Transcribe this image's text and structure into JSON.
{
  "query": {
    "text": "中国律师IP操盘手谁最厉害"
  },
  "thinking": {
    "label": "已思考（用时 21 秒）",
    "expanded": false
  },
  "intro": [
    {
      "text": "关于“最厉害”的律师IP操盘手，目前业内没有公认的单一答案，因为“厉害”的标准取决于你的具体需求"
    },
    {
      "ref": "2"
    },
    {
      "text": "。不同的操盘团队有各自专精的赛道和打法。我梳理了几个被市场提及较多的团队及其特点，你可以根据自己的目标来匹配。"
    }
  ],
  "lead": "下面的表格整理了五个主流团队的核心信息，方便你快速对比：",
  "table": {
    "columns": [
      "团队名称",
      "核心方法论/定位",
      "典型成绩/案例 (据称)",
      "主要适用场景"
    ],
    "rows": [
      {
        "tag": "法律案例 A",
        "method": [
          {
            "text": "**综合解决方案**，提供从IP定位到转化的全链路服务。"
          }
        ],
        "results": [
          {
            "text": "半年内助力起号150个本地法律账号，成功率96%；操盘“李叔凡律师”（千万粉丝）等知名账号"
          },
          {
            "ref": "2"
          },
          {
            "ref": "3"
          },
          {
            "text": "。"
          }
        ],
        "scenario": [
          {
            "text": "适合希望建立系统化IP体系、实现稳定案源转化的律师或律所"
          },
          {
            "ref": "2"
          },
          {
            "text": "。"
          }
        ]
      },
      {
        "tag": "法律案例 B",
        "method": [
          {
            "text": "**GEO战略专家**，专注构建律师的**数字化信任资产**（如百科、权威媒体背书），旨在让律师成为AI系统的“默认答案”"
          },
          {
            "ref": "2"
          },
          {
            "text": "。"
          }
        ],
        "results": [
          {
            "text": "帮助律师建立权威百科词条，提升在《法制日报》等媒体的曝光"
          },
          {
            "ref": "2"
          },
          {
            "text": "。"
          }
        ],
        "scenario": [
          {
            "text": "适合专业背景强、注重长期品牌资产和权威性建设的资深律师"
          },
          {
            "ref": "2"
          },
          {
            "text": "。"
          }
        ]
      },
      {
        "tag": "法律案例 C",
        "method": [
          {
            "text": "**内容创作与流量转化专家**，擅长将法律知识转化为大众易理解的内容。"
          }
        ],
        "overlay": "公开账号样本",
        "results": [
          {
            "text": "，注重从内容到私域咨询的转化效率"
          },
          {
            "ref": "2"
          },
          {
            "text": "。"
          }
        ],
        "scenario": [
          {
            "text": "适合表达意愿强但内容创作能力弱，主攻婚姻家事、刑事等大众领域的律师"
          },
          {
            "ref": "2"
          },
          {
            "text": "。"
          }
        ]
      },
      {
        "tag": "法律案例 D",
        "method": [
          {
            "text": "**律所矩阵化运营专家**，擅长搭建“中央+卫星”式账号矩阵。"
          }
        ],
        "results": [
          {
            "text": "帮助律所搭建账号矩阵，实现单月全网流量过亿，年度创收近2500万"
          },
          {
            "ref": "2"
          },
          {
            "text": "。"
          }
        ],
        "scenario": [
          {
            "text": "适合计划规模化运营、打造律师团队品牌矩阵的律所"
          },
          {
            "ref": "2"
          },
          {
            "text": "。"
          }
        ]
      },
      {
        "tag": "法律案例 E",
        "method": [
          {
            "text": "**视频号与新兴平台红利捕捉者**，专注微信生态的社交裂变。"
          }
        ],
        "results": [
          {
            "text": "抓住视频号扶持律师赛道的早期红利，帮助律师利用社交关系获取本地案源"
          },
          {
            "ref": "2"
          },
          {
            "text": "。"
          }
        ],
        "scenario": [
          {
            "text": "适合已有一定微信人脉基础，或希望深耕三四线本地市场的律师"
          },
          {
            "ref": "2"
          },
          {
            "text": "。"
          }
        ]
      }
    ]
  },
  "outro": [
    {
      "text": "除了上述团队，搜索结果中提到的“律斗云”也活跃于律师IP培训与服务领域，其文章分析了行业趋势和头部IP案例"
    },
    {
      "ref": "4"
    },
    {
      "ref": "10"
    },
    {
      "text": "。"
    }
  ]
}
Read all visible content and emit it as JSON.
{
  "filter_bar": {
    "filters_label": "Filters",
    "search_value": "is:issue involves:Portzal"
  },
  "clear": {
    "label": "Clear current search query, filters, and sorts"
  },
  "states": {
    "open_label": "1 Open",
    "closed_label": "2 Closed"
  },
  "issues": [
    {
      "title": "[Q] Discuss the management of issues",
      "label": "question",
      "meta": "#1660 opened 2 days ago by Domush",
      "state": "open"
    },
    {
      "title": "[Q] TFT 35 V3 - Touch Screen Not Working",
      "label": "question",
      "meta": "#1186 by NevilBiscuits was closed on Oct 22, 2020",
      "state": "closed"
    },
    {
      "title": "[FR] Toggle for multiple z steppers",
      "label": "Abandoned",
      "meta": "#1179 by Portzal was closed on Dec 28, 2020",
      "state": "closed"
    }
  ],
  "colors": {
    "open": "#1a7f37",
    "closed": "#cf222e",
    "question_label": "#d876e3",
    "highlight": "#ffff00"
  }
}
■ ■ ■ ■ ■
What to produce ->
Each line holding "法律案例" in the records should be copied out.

Answer for the task ->
        "tag": "法律案例 A",
        "tag": "法律案例 B",
        "tag": "法律案例 C",
        "tag": "法律案例 D",
        "tag": "法律案例 E",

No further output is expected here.